»»

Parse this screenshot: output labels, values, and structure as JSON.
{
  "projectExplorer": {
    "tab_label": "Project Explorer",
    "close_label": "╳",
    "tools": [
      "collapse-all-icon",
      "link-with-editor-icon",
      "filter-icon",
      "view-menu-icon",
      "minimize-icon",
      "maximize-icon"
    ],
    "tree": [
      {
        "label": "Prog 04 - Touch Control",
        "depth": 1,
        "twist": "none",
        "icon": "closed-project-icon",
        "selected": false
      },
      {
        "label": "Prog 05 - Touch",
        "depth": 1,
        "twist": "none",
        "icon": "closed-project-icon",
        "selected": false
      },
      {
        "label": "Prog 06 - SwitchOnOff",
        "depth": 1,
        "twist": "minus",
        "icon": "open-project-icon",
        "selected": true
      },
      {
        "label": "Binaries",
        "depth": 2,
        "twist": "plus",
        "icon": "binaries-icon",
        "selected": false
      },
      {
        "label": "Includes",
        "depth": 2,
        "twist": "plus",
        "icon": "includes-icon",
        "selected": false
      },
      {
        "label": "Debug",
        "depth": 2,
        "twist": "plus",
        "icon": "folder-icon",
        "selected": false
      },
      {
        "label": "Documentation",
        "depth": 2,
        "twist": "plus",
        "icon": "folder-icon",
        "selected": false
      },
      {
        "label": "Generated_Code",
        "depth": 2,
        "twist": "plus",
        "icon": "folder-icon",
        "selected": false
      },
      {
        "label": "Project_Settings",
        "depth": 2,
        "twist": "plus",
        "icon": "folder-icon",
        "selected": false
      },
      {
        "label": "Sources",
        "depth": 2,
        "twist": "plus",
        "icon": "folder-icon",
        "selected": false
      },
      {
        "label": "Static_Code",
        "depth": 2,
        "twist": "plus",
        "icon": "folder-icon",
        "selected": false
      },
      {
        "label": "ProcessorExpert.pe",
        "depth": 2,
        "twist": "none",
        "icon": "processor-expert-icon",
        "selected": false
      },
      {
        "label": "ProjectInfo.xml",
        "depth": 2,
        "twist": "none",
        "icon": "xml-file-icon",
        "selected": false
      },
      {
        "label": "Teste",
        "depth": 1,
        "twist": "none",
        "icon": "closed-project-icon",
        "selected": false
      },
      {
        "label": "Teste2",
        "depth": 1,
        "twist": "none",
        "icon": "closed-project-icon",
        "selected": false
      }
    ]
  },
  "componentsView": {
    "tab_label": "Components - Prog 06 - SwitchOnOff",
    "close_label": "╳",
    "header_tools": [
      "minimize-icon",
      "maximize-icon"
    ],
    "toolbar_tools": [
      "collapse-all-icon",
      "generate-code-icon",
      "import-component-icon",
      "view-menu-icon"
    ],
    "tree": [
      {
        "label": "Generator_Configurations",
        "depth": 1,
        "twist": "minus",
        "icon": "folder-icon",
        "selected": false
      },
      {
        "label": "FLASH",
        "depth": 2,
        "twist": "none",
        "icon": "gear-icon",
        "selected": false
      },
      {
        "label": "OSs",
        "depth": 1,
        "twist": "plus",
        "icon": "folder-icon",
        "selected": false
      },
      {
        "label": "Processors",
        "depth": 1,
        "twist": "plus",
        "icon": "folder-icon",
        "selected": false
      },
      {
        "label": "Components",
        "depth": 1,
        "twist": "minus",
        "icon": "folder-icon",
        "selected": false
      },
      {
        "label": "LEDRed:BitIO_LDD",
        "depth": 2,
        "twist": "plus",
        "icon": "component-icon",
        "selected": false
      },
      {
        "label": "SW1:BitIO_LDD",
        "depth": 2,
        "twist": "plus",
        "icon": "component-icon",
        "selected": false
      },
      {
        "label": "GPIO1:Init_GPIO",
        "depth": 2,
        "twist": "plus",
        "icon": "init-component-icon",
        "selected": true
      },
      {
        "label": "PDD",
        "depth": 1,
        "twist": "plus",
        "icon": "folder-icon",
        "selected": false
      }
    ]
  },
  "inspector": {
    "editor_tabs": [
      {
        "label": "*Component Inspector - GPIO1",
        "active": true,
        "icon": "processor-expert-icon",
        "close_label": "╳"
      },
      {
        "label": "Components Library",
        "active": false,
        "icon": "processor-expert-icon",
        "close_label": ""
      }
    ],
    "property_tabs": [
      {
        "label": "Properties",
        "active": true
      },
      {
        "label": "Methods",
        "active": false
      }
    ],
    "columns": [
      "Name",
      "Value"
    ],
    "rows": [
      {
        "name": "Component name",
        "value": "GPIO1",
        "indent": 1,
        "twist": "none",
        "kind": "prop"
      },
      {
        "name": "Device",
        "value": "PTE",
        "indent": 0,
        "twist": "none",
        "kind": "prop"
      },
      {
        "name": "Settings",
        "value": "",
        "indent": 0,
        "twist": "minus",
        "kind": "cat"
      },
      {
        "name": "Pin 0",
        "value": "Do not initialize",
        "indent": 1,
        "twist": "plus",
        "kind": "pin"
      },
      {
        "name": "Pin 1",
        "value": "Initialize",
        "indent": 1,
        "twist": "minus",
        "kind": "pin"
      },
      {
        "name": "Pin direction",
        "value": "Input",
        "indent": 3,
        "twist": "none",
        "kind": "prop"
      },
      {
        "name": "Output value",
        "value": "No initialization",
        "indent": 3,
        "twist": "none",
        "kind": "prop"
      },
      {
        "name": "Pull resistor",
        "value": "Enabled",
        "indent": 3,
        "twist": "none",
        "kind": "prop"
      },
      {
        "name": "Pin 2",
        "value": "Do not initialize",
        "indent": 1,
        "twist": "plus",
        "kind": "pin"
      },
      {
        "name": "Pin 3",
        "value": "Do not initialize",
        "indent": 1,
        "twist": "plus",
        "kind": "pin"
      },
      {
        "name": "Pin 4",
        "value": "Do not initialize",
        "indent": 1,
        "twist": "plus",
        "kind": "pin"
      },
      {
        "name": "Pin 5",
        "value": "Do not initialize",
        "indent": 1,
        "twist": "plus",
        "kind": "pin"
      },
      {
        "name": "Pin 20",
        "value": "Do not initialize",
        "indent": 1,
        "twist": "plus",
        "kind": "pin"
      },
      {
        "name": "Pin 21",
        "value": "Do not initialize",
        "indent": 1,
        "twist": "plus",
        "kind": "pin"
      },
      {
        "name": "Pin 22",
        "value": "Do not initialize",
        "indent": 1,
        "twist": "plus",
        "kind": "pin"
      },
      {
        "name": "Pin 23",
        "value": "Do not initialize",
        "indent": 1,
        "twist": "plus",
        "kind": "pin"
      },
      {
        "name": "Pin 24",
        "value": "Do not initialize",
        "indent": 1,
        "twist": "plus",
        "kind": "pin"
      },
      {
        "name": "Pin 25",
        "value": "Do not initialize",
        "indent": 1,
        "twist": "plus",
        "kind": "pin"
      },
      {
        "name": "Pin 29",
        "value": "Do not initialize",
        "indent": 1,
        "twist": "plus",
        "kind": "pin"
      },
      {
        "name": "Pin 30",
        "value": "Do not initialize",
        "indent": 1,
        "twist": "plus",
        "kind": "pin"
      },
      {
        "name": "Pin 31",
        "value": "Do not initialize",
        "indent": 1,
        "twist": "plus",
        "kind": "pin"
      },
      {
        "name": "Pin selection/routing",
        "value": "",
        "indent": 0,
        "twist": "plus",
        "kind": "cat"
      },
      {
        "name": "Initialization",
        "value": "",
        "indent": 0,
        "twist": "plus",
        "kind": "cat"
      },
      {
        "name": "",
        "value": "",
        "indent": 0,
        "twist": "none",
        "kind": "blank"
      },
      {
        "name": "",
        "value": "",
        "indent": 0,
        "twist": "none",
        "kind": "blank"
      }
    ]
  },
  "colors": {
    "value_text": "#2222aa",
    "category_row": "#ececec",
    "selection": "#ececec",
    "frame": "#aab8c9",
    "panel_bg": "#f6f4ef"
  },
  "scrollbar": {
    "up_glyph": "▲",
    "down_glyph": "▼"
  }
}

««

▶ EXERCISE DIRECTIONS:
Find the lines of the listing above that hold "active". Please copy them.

▶ EXPECTED ANSWER:
        "active": true,
        "active": false,
        "active": true
        "active": false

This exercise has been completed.